One of these constellations is what the Greeks referred to as Aquila or the Eagle. Within Aquila is a line of three stars that is often referred to as the head of the eagle or the head of Aquila, consisting of Altair and the two stars on either side: Alshain and Tarazed. These three stars are in a line that is fairly straight, and has led to many interesting myths.
Another myth is the Coeur d’Alene story of a trio of people running in a race, which is represented by “three stars in a row.” A good candidate for this constellation is the head of Aquila, as Orion’s Belt (a much brighter trio of stars in a row) is thought to have been a bark canoe.

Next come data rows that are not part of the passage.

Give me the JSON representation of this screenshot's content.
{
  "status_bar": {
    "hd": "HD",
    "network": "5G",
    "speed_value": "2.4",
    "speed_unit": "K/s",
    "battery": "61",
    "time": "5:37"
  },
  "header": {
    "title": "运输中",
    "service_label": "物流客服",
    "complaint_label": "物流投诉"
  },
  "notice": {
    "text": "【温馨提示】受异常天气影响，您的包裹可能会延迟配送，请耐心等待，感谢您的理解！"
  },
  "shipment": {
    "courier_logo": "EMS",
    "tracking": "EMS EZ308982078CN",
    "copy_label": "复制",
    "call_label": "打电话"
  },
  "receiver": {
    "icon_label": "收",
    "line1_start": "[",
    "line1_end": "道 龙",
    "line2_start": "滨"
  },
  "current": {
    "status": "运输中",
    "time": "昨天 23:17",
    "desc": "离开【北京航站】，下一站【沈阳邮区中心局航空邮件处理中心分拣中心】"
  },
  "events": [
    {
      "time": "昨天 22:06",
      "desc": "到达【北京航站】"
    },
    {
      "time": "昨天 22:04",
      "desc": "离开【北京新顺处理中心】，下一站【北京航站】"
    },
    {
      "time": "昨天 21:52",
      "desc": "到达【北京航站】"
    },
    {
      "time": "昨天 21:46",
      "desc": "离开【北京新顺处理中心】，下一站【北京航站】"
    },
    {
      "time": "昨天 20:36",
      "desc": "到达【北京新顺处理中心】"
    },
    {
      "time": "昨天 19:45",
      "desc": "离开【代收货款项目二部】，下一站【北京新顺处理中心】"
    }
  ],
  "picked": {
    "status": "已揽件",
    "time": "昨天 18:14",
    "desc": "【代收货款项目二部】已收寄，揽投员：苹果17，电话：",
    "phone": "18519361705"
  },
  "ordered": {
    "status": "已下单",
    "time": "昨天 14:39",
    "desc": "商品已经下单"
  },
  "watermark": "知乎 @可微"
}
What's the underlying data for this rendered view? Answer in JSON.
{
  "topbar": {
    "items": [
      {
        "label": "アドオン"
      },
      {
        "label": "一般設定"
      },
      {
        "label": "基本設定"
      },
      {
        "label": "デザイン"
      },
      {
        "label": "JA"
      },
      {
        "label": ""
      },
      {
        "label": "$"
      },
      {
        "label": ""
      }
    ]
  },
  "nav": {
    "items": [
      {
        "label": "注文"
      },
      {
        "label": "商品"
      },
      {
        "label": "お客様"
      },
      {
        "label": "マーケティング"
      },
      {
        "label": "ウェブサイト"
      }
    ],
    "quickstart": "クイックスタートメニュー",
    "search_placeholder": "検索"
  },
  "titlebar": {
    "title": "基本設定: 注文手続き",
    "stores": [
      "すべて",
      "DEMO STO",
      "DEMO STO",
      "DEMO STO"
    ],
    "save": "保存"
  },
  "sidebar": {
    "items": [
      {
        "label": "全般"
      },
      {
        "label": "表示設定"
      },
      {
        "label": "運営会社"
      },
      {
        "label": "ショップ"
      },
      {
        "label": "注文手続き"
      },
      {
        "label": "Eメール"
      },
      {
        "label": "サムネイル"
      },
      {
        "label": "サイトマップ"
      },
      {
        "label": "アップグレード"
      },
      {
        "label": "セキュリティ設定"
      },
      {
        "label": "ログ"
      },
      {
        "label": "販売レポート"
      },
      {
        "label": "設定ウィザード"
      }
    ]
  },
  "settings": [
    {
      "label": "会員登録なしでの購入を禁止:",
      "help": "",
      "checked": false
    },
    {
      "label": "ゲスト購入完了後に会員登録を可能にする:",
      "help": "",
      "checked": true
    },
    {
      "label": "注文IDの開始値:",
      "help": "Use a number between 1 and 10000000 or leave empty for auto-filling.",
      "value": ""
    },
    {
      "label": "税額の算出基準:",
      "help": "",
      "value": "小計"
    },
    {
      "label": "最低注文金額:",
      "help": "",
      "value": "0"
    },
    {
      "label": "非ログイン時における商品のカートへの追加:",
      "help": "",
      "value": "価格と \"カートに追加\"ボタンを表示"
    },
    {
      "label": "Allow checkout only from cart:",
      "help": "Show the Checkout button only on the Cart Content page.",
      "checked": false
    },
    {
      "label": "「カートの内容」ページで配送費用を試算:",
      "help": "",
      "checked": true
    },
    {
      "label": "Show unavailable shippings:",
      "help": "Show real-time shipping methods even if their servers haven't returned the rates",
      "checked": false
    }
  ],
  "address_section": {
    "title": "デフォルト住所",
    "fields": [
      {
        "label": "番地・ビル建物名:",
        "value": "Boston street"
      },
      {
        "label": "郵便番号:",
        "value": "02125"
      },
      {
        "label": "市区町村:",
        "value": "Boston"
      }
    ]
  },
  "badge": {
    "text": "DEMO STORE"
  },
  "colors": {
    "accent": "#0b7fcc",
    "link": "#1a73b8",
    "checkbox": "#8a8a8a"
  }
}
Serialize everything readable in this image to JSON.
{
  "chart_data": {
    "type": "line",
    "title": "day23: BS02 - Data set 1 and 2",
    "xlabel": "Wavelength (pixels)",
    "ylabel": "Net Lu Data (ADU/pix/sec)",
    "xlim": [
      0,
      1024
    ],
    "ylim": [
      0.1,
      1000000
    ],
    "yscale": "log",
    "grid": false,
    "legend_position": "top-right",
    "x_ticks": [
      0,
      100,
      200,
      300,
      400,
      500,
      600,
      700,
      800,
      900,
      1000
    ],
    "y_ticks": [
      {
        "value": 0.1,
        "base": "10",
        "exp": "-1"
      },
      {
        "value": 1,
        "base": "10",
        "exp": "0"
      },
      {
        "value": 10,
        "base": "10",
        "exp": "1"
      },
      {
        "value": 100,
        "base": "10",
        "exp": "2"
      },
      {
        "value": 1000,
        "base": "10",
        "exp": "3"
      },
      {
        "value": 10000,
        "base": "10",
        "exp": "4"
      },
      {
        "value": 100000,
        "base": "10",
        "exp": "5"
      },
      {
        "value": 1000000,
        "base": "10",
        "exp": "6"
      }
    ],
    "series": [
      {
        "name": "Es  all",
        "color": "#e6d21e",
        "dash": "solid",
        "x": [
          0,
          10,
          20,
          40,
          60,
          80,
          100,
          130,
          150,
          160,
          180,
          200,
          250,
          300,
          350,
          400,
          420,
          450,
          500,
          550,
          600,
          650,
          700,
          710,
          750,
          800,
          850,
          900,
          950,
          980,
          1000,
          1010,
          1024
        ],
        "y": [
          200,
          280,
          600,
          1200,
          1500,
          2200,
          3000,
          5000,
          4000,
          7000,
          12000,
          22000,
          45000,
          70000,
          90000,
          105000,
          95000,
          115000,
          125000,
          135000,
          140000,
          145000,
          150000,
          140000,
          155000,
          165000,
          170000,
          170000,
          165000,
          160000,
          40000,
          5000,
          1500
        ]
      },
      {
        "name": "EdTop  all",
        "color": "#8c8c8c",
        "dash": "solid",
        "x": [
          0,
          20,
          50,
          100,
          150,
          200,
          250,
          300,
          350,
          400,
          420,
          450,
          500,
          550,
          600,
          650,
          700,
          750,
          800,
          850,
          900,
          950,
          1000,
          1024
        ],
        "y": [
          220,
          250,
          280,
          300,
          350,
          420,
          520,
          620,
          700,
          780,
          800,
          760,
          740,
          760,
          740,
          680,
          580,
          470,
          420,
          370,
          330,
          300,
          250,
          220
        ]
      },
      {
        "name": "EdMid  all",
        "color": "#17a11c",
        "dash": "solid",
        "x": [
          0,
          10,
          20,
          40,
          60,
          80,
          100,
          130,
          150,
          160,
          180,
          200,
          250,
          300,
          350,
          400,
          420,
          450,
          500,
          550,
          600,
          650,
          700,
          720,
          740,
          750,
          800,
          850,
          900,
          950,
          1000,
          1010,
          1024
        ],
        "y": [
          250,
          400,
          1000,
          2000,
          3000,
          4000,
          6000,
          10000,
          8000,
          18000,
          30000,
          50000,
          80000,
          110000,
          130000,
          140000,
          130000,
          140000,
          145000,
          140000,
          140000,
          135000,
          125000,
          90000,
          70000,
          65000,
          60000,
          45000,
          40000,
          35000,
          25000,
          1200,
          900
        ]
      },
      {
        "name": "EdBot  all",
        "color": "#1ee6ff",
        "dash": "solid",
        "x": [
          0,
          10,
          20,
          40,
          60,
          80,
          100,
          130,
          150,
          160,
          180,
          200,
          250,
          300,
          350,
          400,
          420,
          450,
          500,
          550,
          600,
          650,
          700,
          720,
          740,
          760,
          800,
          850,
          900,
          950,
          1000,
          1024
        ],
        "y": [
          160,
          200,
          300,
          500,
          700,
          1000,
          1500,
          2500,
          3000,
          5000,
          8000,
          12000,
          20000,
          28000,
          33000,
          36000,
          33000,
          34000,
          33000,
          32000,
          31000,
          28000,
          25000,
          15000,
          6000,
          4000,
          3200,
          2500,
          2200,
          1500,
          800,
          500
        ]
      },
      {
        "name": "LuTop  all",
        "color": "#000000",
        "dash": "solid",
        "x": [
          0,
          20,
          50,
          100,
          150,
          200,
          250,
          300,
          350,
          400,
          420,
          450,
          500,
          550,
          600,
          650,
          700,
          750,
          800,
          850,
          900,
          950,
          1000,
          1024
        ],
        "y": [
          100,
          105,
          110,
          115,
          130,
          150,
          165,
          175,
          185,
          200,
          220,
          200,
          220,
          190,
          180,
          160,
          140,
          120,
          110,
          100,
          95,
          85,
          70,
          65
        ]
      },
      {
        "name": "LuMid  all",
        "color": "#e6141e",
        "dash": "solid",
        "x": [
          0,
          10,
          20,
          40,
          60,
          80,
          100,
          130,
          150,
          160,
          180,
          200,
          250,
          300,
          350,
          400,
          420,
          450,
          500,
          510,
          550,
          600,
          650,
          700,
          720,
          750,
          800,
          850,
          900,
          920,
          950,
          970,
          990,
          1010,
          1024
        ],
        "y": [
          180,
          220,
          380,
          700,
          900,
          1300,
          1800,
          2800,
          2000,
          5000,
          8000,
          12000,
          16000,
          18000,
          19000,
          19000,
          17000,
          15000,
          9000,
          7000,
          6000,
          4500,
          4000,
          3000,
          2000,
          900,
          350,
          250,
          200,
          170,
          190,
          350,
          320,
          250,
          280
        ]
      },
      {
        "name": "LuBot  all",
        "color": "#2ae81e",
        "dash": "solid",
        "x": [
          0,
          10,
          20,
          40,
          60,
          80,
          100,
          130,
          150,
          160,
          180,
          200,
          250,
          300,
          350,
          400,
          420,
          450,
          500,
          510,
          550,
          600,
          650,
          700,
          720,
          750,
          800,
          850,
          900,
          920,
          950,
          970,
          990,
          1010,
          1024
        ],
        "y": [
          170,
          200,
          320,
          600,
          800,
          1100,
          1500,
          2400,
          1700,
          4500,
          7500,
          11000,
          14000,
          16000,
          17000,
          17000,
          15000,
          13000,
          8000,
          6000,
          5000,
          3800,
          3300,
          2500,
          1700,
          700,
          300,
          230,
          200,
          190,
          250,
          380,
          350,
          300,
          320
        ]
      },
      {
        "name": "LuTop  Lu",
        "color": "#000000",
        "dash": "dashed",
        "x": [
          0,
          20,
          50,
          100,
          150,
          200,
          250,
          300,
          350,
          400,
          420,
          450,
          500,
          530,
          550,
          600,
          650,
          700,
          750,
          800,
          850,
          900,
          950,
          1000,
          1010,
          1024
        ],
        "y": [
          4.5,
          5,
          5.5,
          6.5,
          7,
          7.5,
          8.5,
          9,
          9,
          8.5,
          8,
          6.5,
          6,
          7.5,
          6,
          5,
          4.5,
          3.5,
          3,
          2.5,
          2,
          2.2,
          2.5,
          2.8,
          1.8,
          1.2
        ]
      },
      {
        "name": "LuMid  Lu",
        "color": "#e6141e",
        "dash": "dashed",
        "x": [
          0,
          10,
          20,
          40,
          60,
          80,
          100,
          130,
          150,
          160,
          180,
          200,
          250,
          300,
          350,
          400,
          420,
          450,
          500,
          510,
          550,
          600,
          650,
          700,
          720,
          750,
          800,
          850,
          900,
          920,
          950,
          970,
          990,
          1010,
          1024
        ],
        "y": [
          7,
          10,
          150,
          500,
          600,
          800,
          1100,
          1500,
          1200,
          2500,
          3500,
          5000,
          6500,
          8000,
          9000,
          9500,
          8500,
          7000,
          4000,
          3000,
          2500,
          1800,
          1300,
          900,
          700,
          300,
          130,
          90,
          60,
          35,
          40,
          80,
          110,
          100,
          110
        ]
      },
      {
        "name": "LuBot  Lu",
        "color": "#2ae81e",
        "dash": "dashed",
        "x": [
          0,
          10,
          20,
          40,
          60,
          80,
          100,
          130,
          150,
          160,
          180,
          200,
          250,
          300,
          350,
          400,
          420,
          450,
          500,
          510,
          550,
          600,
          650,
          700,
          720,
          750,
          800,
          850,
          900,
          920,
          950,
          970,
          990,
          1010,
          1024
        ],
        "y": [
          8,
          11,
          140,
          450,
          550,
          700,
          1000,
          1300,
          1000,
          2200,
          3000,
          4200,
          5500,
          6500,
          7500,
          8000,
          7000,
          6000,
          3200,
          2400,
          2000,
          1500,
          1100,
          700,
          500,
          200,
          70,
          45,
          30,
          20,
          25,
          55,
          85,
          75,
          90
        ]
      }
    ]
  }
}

While Altair was an important star for some tribes, for the Klamath of southern Oregon, the star Fomalhaut is more prevalent in their stories. “Kai,” or “Rabbit,” was said to be a star that would appear in the southeastern sky before the sun rose in May and June, and was supposed to be able to “freeze the lake by looking at it.” Fomalhaut, which not only can be seen in the southeast just before dawn in May and June, is also the brightest star in that particular area of the sky, making it a very likely candidate for Kai. Numerous other tribes had stories surrounding Fomalhaut as well, such as the Luiseño, who called Fomalhaut “Nawiwit Chawachwish” and believed that this star was a great chief who “went to the sky” after he died; and the Northern Paiute, whose star “Big Woman,” or “Paba’i-yü-mogo’tni,” also fits the description of Fomalhaut.